As local beekeepers, we have known for a while the benefits of local honey as compared to honey you see on most grocery store shelves. We try to educate our customers about the benefits of honey with local pollens, which can help build resistance to airborne pollen allergies. The other obvious difference between the two types of honey is the flavor. Until we started beekeeping, I didn't each much honey. This was because I had only really eaten pasteurized honey, and it didn't seem that great. Even the honey you find at many local farm markets will be pasteurized, as smaller honey processors have picked up the practice of pasteurizing and high pressure filtering their honey so that it will stay liquid on the store shelves rather than granulating in time (as seen in the picture above). These packers often sport a label with a local address, so the consumer really has no clue where their honey came from, but only know where the honey was processed.
Over the past two weeks, we have had several customers point out the article: Tests Show Most Store Honey Isn't Honey, published by Food Safety News, and later picked up by the Associated Press, which details the differences between local, unprocessed honey, and honey that is high pressure filtered, thus removing all the pollen, as well as much of the flavor and nutritional benefits of honey.
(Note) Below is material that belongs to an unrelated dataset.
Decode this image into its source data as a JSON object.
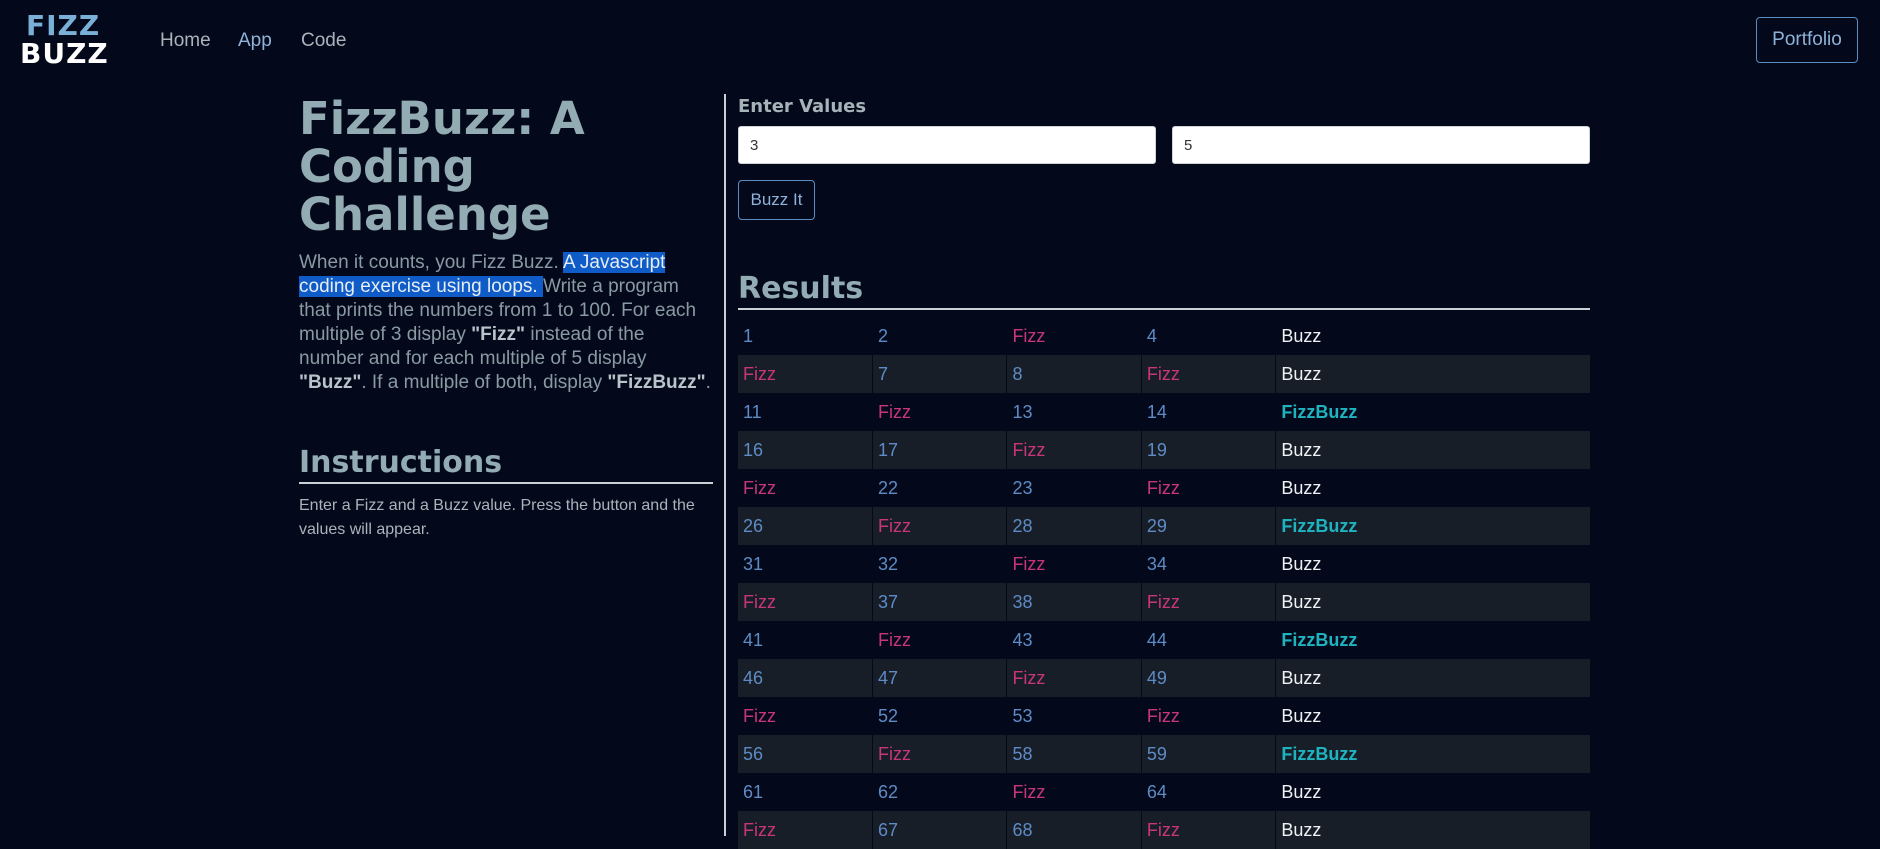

The article is lengthy, but definitely worth reading. We're not trying to convince you to buy more of our honey... but we do feel it is important to always buy honey directly from a beekeeper that you know and trust.